**What is being asked:**
Could you show each line of the records that contains the word "product"?

**Supplied data:**
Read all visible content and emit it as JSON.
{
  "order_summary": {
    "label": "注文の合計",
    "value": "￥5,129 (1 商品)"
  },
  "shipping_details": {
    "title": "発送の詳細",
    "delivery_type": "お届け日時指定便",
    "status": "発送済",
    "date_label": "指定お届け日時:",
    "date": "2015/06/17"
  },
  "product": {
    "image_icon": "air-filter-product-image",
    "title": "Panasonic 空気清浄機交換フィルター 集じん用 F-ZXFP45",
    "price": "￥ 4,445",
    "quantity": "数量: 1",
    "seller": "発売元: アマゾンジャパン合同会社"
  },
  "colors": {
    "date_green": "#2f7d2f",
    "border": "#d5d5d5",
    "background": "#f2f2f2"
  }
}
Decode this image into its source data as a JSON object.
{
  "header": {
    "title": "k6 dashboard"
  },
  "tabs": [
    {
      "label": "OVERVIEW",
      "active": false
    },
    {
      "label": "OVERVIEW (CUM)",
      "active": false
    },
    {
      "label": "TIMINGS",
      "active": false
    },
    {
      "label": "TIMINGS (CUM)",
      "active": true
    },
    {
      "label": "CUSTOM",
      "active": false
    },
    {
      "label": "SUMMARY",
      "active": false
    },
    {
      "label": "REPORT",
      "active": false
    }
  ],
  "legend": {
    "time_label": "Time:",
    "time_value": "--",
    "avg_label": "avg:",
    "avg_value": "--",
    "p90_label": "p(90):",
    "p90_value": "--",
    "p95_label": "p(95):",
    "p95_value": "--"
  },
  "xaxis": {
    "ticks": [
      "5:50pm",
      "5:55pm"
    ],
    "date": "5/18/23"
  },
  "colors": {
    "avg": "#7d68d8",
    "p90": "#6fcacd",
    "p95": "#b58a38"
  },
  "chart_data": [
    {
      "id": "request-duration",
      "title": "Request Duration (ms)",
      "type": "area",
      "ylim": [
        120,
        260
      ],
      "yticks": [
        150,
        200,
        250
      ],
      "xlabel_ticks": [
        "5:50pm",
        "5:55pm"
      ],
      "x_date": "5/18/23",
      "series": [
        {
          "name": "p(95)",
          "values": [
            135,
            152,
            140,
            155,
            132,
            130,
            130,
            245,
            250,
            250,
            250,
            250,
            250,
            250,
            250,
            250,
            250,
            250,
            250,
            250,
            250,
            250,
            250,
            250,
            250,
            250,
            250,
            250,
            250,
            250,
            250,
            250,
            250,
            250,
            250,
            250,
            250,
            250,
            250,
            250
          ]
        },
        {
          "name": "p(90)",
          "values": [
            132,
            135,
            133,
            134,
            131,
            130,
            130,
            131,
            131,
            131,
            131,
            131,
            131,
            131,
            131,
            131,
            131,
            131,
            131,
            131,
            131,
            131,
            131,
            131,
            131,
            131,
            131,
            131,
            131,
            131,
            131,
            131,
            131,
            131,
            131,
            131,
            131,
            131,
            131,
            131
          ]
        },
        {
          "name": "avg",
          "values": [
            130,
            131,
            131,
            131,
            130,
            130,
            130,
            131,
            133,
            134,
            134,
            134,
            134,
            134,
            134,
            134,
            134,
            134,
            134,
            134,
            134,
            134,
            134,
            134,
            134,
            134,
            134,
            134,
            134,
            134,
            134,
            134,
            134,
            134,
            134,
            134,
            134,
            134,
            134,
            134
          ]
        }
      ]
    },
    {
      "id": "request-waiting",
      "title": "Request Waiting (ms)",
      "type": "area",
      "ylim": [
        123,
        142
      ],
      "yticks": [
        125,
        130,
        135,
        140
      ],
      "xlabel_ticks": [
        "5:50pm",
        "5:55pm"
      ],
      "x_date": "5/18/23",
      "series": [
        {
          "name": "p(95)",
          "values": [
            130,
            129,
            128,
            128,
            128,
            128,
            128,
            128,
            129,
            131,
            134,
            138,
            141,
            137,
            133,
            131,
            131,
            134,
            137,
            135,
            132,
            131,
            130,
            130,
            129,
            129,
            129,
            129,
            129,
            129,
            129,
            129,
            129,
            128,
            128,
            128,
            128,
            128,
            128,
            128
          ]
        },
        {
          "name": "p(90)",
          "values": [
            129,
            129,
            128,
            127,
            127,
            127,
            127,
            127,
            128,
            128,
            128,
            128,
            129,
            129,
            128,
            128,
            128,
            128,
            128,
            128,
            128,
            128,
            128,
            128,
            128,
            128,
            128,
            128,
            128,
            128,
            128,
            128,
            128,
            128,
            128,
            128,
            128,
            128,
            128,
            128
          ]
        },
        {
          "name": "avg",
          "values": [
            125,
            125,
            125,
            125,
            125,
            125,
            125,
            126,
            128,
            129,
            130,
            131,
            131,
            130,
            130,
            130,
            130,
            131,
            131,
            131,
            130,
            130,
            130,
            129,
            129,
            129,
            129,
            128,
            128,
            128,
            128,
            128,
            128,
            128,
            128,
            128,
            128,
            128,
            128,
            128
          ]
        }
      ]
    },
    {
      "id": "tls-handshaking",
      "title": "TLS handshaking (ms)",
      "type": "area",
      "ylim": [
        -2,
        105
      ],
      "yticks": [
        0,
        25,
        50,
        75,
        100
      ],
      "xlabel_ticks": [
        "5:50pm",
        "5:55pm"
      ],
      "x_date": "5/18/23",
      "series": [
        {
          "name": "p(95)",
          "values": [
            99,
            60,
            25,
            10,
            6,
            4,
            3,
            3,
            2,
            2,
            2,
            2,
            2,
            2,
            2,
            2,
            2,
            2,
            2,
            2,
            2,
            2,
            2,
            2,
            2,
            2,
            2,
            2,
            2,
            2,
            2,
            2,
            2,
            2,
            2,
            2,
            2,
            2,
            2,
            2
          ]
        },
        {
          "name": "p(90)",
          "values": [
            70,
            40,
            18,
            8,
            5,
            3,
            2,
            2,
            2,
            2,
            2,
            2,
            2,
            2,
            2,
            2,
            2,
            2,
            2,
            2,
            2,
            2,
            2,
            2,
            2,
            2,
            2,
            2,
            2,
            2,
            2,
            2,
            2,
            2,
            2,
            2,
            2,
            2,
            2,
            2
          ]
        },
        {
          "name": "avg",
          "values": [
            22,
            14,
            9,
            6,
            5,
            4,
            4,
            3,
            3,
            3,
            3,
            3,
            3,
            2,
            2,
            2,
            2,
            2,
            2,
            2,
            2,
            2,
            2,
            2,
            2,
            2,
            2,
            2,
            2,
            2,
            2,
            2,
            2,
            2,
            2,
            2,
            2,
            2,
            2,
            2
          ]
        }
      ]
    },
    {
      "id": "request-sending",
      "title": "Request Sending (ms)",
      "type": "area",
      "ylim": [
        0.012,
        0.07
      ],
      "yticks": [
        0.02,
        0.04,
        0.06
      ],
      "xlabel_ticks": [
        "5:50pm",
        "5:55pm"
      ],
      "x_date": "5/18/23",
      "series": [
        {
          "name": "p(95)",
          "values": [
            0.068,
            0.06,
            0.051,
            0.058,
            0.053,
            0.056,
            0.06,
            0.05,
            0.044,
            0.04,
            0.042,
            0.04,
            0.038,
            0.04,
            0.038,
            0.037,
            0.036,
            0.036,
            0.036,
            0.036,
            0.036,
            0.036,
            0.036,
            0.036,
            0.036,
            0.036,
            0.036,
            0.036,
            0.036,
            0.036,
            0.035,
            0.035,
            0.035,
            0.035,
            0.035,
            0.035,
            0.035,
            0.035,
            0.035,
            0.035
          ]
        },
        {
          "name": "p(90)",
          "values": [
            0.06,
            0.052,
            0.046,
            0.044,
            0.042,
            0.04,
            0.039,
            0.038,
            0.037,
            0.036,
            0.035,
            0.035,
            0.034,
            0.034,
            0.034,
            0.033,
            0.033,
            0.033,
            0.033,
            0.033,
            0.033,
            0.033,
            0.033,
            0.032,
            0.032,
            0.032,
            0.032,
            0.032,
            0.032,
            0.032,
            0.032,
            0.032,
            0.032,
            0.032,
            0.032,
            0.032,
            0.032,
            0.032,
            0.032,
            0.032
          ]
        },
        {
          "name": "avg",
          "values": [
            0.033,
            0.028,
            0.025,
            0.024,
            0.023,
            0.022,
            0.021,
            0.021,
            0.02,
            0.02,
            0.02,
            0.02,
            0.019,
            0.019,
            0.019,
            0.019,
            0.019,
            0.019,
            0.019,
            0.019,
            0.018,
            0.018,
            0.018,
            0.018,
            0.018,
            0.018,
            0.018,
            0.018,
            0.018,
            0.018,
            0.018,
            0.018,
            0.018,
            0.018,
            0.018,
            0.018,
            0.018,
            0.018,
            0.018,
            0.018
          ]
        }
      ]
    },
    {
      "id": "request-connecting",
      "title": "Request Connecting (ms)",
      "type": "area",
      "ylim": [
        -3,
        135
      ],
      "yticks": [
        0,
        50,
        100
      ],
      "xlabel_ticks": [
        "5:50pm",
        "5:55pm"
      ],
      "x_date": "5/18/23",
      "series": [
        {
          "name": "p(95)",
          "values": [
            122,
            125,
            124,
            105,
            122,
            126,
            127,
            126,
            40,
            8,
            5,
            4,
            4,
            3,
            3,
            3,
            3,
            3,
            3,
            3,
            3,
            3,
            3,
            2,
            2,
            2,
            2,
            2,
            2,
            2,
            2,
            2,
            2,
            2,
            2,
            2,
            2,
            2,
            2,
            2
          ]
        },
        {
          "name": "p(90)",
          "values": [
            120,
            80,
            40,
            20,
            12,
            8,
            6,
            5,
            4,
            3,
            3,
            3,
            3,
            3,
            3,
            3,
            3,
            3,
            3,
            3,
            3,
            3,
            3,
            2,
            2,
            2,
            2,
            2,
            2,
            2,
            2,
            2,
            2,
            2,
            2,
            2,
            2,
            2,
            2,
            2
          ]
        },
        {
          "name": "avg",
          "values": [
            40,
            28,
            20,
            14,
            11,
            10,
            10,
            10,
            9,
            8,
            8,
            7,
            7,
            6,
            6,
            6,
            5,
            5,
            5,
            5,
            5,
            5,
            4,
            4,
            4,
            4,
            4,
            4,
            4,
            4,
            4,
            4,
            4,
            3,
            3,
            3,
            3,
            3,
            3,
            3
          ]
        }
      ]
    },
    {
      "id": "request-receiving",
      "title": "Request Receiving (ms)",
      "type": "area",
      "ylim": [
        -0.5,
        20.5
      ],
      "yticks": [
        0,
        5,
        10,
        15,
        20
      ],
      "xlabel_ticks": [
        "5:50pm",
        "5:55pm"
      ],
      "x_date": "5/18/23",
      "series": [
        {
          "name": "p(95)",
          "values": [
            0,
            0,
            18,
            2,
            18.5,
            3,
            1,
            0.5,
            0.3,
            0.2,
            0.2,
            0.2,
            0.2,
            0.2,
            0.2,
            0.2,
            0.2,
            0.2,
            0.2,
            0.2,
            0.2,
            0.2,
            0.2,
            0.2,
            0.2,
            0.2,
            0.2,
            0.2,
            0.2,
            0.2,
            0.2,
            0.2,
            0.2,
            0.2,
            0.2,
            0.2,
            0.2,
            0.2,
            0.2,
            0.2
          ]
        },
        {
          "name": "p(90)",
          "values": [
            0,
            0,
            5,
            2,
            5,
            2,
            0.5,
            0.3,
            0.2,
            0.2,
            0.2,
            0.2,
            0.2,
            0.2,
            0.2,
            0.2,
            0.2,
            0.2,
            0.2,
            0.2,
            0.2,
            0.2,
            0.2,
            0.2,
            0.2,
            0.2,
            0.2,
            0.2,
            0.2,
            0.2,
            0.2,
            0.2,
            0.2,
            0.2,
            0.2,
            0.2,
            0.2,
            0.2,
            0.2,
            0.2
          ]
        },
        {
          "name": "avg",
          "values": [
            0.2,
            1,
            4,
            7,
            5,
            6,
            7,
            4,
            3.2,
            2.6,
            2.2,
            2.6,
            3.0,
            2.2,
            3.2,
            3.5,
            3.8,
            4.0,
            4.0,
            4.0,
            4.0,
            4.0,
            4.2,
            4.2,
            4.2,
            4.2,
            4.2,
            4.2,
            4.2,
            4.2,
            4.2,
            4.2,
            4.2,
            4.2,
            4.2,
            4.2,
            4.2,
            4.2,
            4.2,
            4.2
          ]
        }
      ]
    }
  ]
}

**Solution for this problem:**
  "product": {
    "image_icon": "air-filter-product-image",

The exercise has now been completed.